In a previous BWI video I explained how the balance of power has recently shifted from the supplier to the customer. Following on from that video, this week I'm going to discuss the importance of having a good CRM (Customer Relationship Management) system that integrates with social media. 

Many CRM systems were developed on the old relationship model - in which the supplier was the primary source of information. This is no longer the case. Now, customers are actively seeking information through other various sources, including social media. 

With this change in 'customer-supplier' relationships, you ought to engage your customers through the various social channels they use. It is beneficial for your CRM system monitors and records this engagement as it forms the core of the relationship with your customer.

If you currently use, or are looking to use, a CRM system, I urge you to find one that offers social media integration. If the relationship with your customer is fully recorded you can optimise your sales funnel and win more business. 

Posted on February 6, 2015 and filed under BWI.

BWI Video: The Customer-Supplier Power Shift

Beach Walk Insights - Volume 2, Issue 4 - Play time 2m 35s

For a long time, suppliers had an advantage over their customers in that they were the primary source for information on what they were selling. Nowadays, information on almost any company's products and services can be found at the touch of a button, from some web based service or another (e.g. Trip adviser, Twitter, Facebook). This development has rebalanced the power in 'supplier-customer' relationships - now the customer is in charge. 
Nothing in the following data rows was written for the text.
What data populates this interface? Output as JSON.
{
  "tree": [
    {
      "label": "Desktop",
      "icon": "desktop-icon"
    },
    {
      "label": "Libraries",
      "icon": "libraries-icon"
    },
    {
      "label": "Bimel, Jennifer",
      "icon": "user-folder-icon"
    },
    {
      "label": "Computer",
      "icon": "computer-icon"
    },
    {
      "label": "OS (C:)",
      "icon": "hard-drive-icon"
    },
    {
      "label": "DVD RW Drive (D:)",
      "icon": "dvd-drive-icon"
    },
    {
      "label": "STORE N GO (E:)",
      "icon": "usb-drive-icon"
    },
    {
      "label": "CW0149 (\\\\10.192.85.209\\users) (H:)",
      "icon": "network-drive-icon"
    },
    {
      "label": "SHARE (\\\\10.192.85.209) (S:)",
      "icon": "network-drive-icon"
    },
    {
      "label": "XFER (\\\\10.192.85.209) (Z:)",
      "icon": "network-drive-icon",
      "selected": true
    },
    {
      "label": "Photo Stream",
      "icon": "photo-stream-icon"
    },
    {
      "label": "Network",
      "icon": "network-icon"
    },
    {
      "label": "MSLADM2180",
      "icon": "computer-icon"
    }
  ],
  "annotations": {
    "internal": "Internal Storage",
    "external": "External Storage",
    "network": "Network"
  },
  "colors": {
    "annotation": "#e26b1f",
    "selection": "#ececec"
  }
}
With the ball now very much in the customer's court, it's better that you develop a strong online presence and actively engage with your customer through the social channels they use - sharing relevant content that you and other people have created.

By helping your customer better understand your marketplace you will develop a stronger relationship with them and become the go-to source of information.

Posted on January 30, 2015 and filed under BWI.

Great Communicators: Mahatma Ghandi

Beach Walk Insights - Volume 2, Issue 3 - Play time 2m 34s

This edition of Great Communicators is inspired by another piece of family history I discovered when rummaging around in my garage. This old, wooden chest belonged to my father and dates back to his service in the Royal Army Medical Corps towards the end of the Second World War Two.

This box reminds me of story Dad told me - being his view on a piece of world history.

Around 67 years ago my father was on a troop ship, returning to the UK from a tour of duty in the far east. They had just docked in Port Said, Egypt when news broke that Mahatma Ghandi had sadly been assassinated. Dad related how they weren't allowed ashore during that particular stop-over.

Ghandi demonstrated how one person with a strong, simple vision can galvanise an entire nation. Although your ambition for your business might not involve you in global politics, as it did Ghandi, it's just as important that you have a simple, clear vision that can be easily communicated. 


Posted on January 23, 2015 and filed under Great Communicators.

BWI Video: Why You Should Research Your Market Place

Beach Walk Insights - Volume 2, Issue 2 - Play time 4m 37s

In a recent garage 'clear out' I came across a rather unusual item from my childhood - a plastic jellyfish. Its original purpose reminded me about the importance of truly understanding your market place.

Scientists released many of these plastic jellyfish into the ocean as they wanted measure the specific nature of the currents. My dad and I would often go searching for them along the beach, as there was a reasonable monetary reward for posting their unique markers back to the scientists. 

Why does this matter to you and your business? Most people have a good idea about what happens in their market place, but like the ocean, there are underlying currents you might want to take into consideration.

The scientists knew the tide came in twice a day, but they sought a deeper, more intimate understanding of the local, coastal currents. To truly understand your market place, it is crucial you interact and analyse it regularly. You'r efforts will be well rewarded, as were mine when I went searching for those plastic jellyfish all those years ago.

Posted on January 16, 2015 and filed under BWI.